The Two Plus Two thread stated that the ring colluded on the higher level DoN sit and gos, but PokerStars says they found evidence that the cheating went on over a much larger scale. “The cheaters were active across many stakes, some as low as our $10 and $20 DoNs,” the PokerStars spokesman reported. “However, the vast majority of the collusion occurred at both the $50 and $100 levels” (Writer’s note: These are the largest DoNs offered by PokerStars).

What was important to many involved in the situation – how many players were involved with the ring, how much money was taken, and what restitution has been made to affected players – was reported in detail by the PokerStars spokesman as possible. When it came to the issue of the number of players involved in the collusion ring, PokerStars says, “Overall, PokerStars closed 38 accounts in this case.” This is a lower number than the Two Plus Two thread states (46). Additionally, PokerStars did not provide any information as to the player identities.

The compensation issue for players affected does line up with the 2+2 report. PokerStars spokesman Jackson states, “The colluders net profit was $494,000, and despite this, PokerStars has paid a total of $2,100,000 in compensation.” Although not exact, these numbers are close to those stated by posters on the forum; however, no actual numbers of players who earned compensation – or how much – was discussed by PokerStars.

The most critical issue of game security is something that PokerStars feels they have now adequately addressed. “We agree that we have room for improvement in relation to collusion detection, and alongside our internal discussions about this particular individual case, we are also very actively discussing various techniques to improve our performance here,” Jackson stated in the e-mail. “We have various ideas about how we can improve our prevention and detection methods, but we’re always open to listening to feedback from players on the site.”

To combat the possibilities of further problems with the games, “PokerStars has introduced a new security function to prevent players from certain countries from playing in the same Double or Nothing events together,” Jackson reported. “This restriction will ensure that only one player from each of several countries (those countries involved in this restriction were not given) will be able to play in these events.” The PokerStars spokesman goes on to say, “We continue to monitor the games for collusion and we do feel that they are now adequately secure, otherwise we wouldn’t offer them. The investigation of the accounts involved, as well compensation to players, have since been finalized.”

Friday, August 20, 2010

Singapore Casino Roulette Cheat Gets Two Years in the Brig!

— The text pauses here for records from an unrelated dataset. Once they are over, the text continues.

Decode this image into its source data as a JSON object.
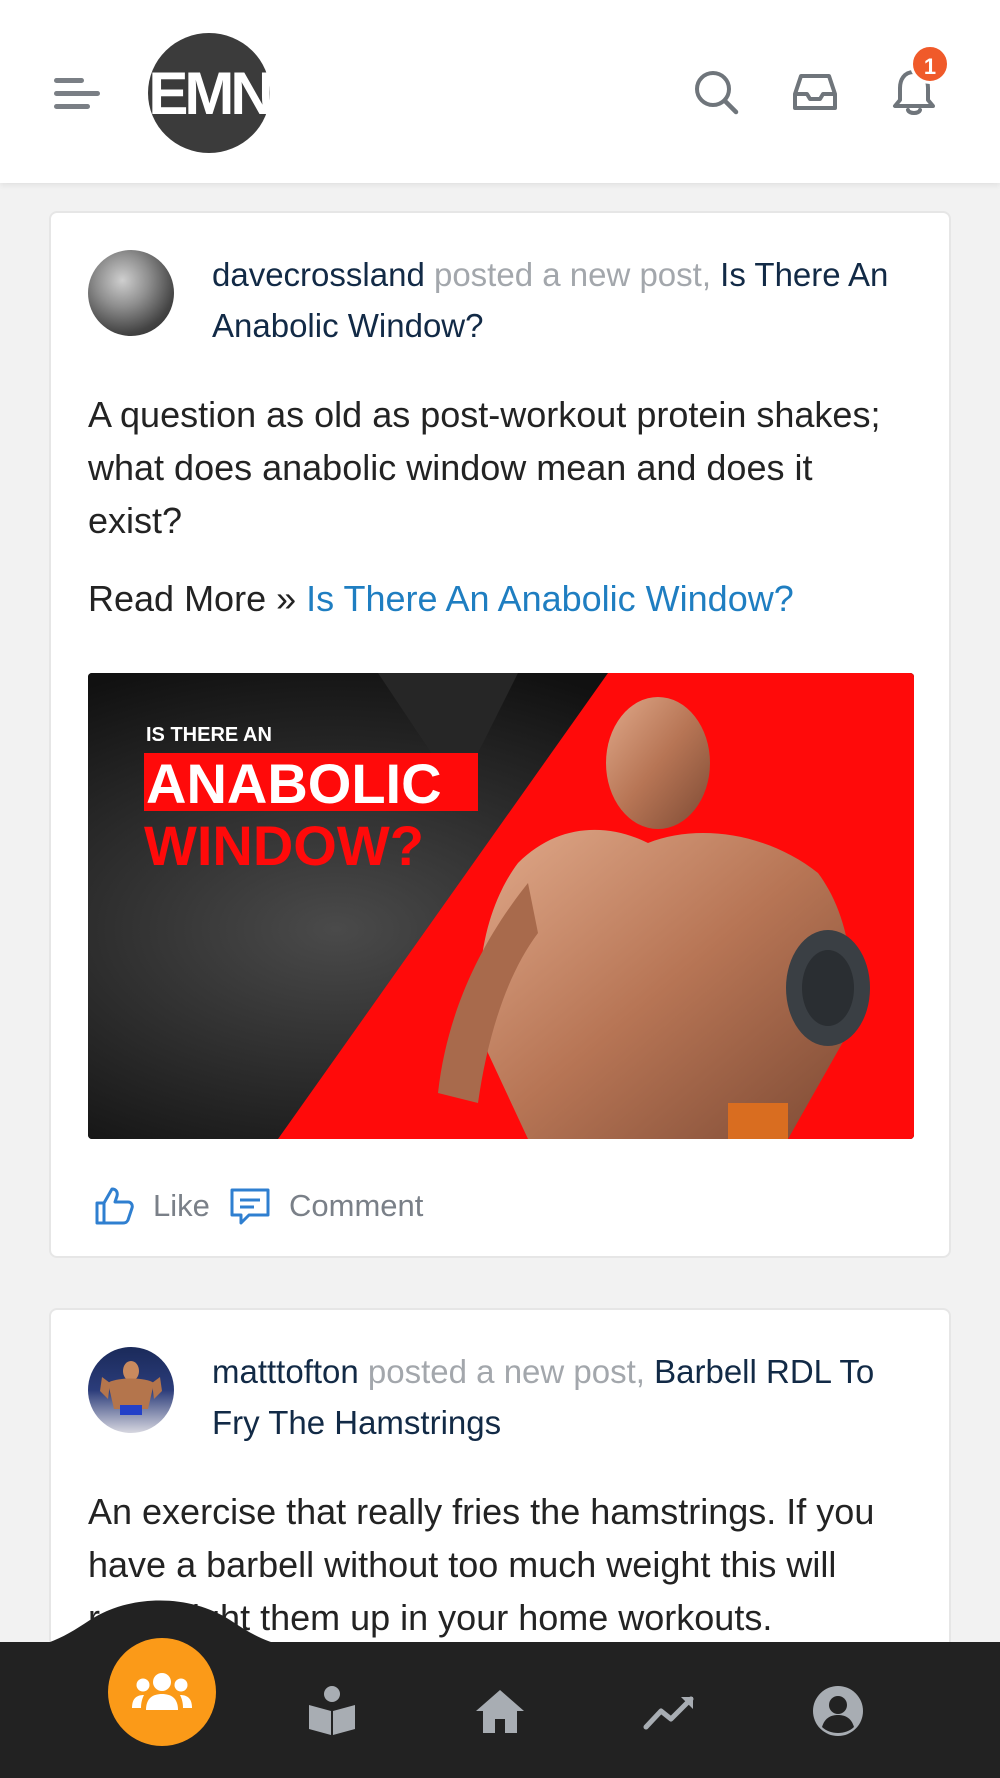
{
  "header": {
    "logo_text": "EMN",
    "notification_count": "1"
  },
  "posts": [
    {
      "user": "davecrossland",
      "action": "posted a new post,",
      "title": "Is There An Anabolic Window?",
      "body": "A question as old as post-workout protein shakes; what does anabolic window mean and does it exist?",
      "read_more_label": "Read More »",
      "read_more_link": "Is There An Anabolic Window?",
      "image_text_small": "IS THERE AN",
      "image_text_highlight": "ANABOLIC",
      "image_text_red": "WINDOW?",
      "like_label": "Like",
      "comment_label": "Comment"
    },
    {
      "user": "matttofton",
      "action": "posted a new post,",
      "title": "Barbell RDL To Fry The Hamstrings",
      "body": "An exercise that really fries the hamstrings. If you have a barbell without too much weight this will really light them up in your home workouts."
    }
  ],
  "bottom_nav": {
    "items": [
      "community-icon",
      "reader-icon",
      "home-icon",
      "stats-icon",
      "profile-icon"
    ],
    "active": "community-icon",
    "accent_color": "#fb9a18"
  }
}
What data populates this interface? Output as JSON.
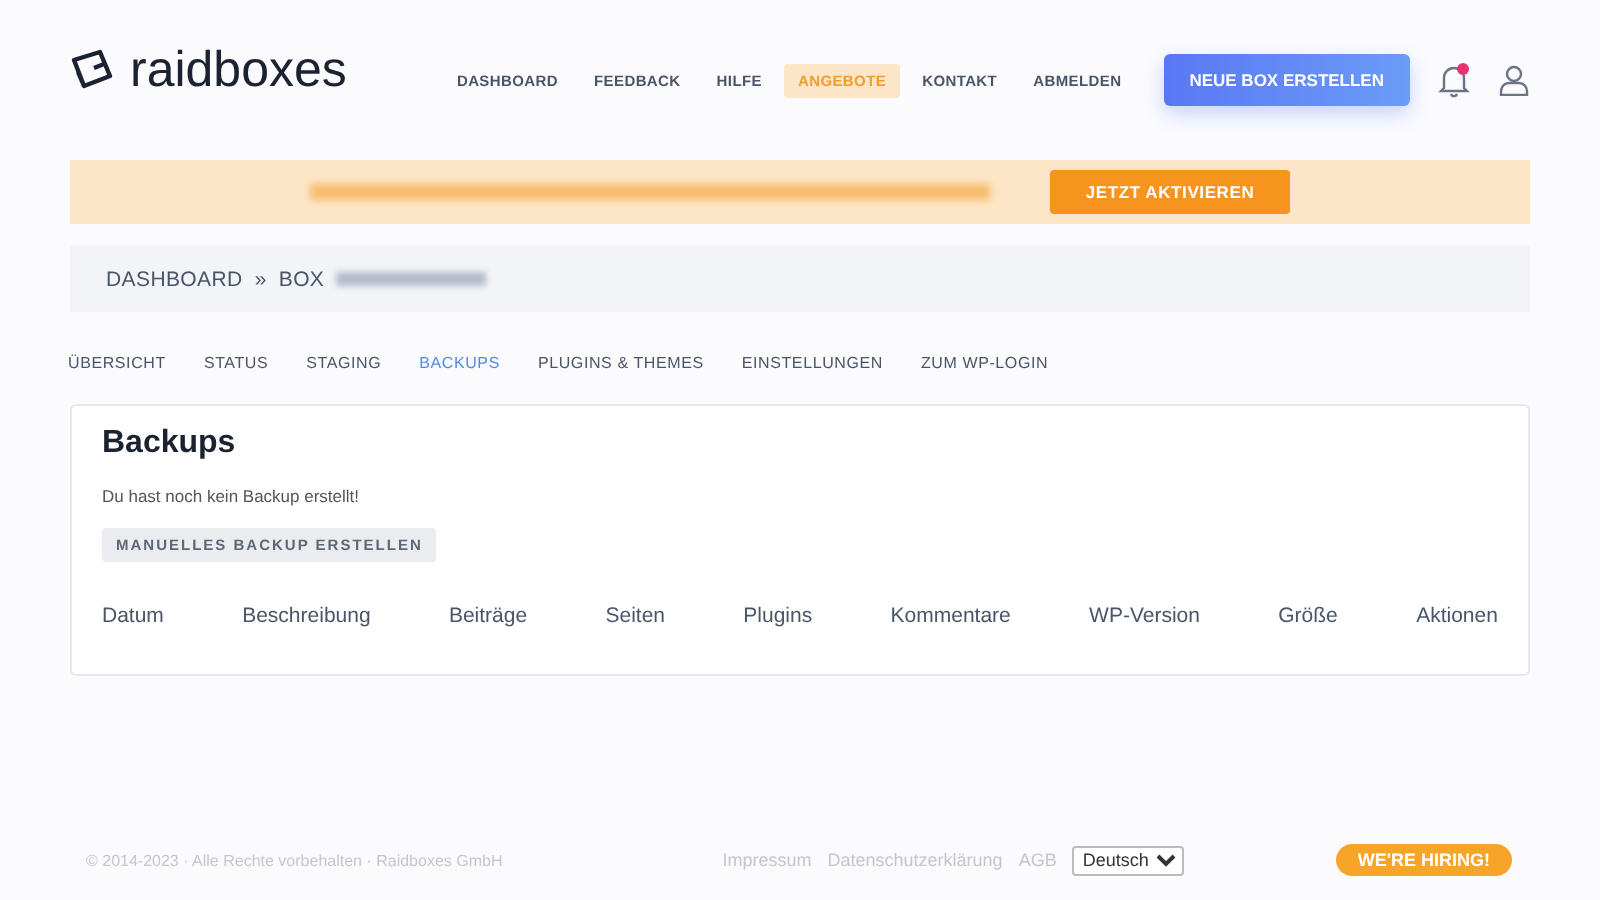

The so-called Tanzanian tourist who cheated the Marina Bay Sands roulette tables for more than a hundred grand has (up to now) also won first-prize at a Singapore prison: two years free room and board there.

It is still not clear if the roulette pastposter, named Kipuyo Lemburis Israel, is a professional casino cheat or simply a tourist who noticed how bad the Singaporean casino staff was and just took a couple of HUGE shots at them.

The thirty-five-year-old had been arrested with $125,000 in cash, most of it taken off the Marina Bay's roulette tables. His two-year sentence is the harshest yet handed out to casino cheats in Singapore...and there have been lots of them!

Senior District Judge See Kee Oon said as he passed sentence on the Tanzanian casino cheat, "I was of the view that substantial imprisonment terms were warranted in view of the gravity and scale of the cheating involved." He was irked by the premeditation and repetitveness of Israel's cheat moves.

All the casino's losses except for $4 have apparently been recovered.

My take: Was the $4 cab-fare to get out of town...or off the peninsula?